Santos y ZuluagaCREDIT: Carlos Ortega / EL TIEMPOIn most democratic countries, elections, presidential elections in particular, are usually of great importance. After all, a country is deciding its fate for the next four years or so. However, based on the low voter turnout, it seems that most Colombians feel this year’s elections are as pointless as carrying water to the sea. An astonishing 60% of Colombia’s 33 million eligible voters did not exercise their constitutional rights during the first round of presidential elections that took place on May 25. The low turnout during the first round of the presidential elections comes at the heels of a
similar showing of 63% of eligible voters abstaining or casting blank or null votes earlier this year during the March congressional elections.

What is more surprising is that this surge in voter apathy (up 15% from the 2010 presidential elections) comes amidst a crucial turning point in this Andeans country’s history: the peace talks in Havana between the Colombian government and the FARC, which could potentially bring an end to Colombia’s sixty-year old armed conflict. Despite the fact that roughly two-thirds of all Colombians support a negotiated end to the armed conflict, that optimism and support has not translated to the polls. During the first round of the elections, President Santos, a proponent of the current peace process, only managed to garner 25.69% of the votes. Meanwhile, his political opponent, Óscar Iván Zuluaga, who is/was against the current peace process, fared only slightly better, managing to capture 29.25% of the vote. Some analysts note that even though Mr. Santos was successfully moving the peace negotiations forward, he did not invest enough effort in explaining the process and involving the Colombian public.
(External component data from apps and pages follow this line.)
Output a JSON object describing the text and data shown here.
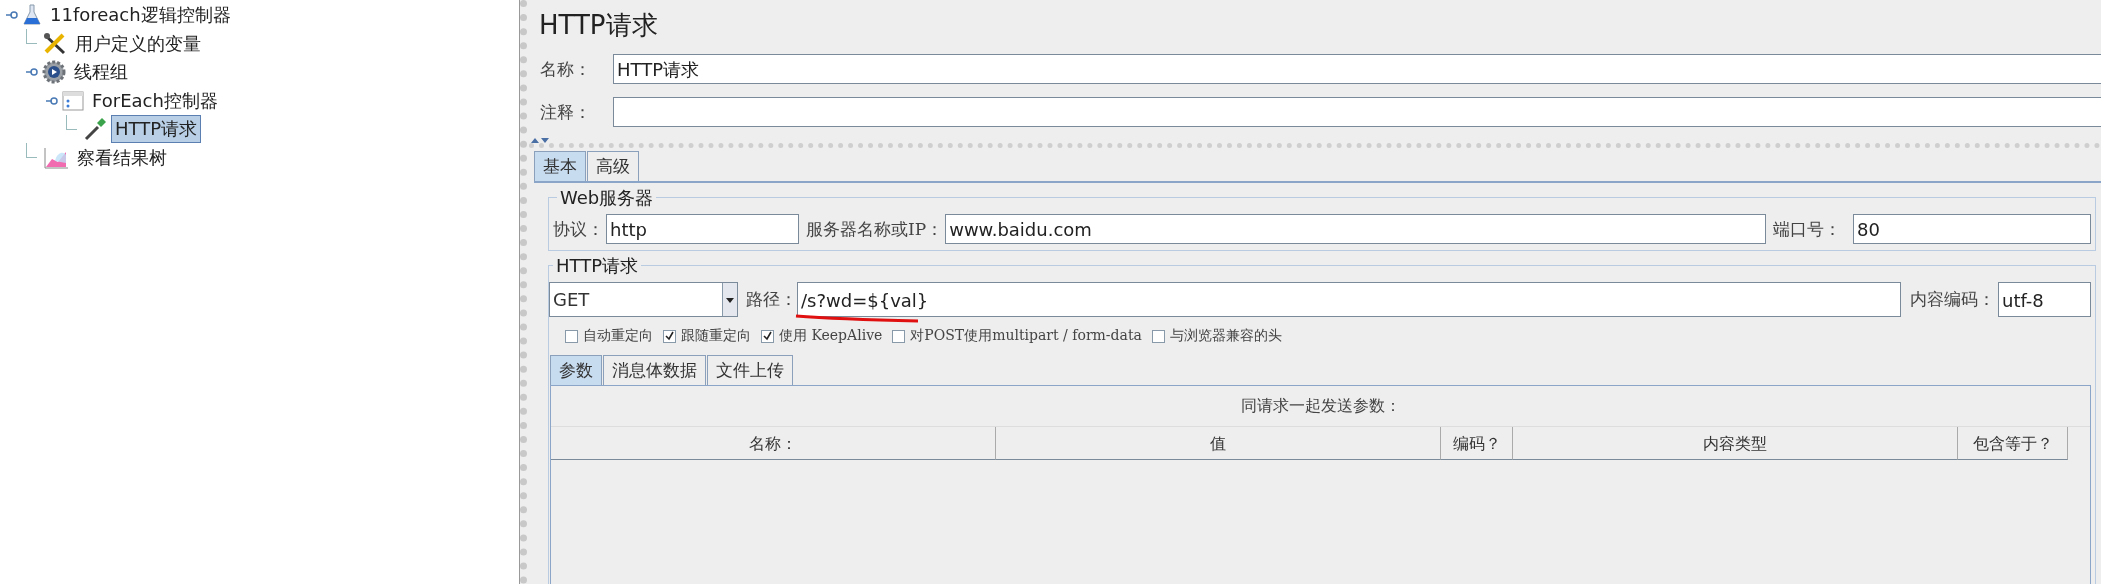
{
  "tree": [
    {
      "label": "11foreach逻辑控制器",
      "kind": "flask",
      "expanded": true,
      "selected": false,
      "children": [
        {
          "label": "用户定义的变量",
          "kind": "tools",
          "expanded": false,
          "selected": false
        },
        {
          "label": "线程组",
          "kind": "gear",
          "expanded": true,
          "selected": false,
          "children": [
            {
              "label": "ForEach控制器",
              "kind": "controller",
              "expanded": true,
              "selected": false,
              "children": [
                {
                  "label": "HTTP请求",
                  "kind": "pipette",
                  "expanded": false,
                  "selected": true
                }
              ]
            }
          ]
        },
        {
          "label": "察看结果树",
          "kind": "chart",
          "expanded": false,
          "selected": false
        }
      ]
    }
  ],
  "panel": {
    "title": "HTTP请求",
    "name_label": "名称：",
    "name_value": "HTTP请求",
    "comment_label": "注释：",
    "tabs": [
      {
        "label": "基本",
        "selected": true
      },
      {
        "label": "高级",
        "selected": false
      }
    ],
    "web_server": {
      "legend": "Web服务器",
      "protocol_label": "协议：",
      "protocol": "http",
      "server_label": "服务器名称或IP：",
      "server": "www.baidu.com",
      "port_label": "端口号：",
      "port": "80"
    },
    "http_request": {
      "legend": "HTTP请求",
      "method": "GET",
      "path_label": "路径：",
      "path": "/s?wd=${val}",
      "encoding_label": "内容编码：",
      "encoding": "utf-8",
      "options": [
        {
          "label": "自动重定向",
          "checked": false
        },
        {
          "label": "跟随重定向",
          "checked": true
        },
        {
          "label": "使用 KeepAlive",
          "checked": true
        },
        {
          "label": "对POST使用multipart / form-data",
          "checked": false
        },
        {
          "label": "与浏览器兼容的头",
          "checked": false
        }
      ]
    },
    "inner_tabs": [
      {
        "label": "参数",
        "selected": true
      },
      {
        "label": "消息体数据",
        "selected": false
      },
      {
        "label": "文件上传",
        "selected": false
      }
    ],
    "table": {
      "caption": "同请求一起发送参数：",
      "columns": [
        "名称：",
        "值",
        "编码？",
        "内容类型",
        "包含等于？"
      ]
    }
  }
}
As the second round of the elections nears, both candidates have modified their campaigns in an effort to garner more votes. While President Santos has retained the same view vis-à-vis the peace talks in Havana, and indeed proposed accelerating the talks, Mr. Zuluaga’s stance regarding the peace process has taken a turn: whereas he initially rejected the peace process outright, saying that there could be no peace with impunity, he is now saying that if elected president he would continue the peace talks, albeit with some preconditions that could make it difficult to continue.

So how will these changes affect the outcome of the second round?  What we do know: it will be a nail-biter. One poll predicts that Mr. Zuluaga will be the winner of the second round, garnering 47% of the vote versus President Santos’ 45% of the vote. Meanwhile, another poll predicts that the second round will be much closer but that in the end, President Santos will be re-elected with 38% of the vote against Mr. Zuluaga’s 37%. Regardless of who the winner is, most if not all polls, point to a much higher abstention rate than in the first round and that, although the blank vote will not “officially” count, it will garner 15% of the votes –an increase of nine percentage points since the first electoral round. This second round will not only define who will be the next President of Colombia but also the fate of the country: will the armed conflict continue indefinitely or will there finally be a lasting peace?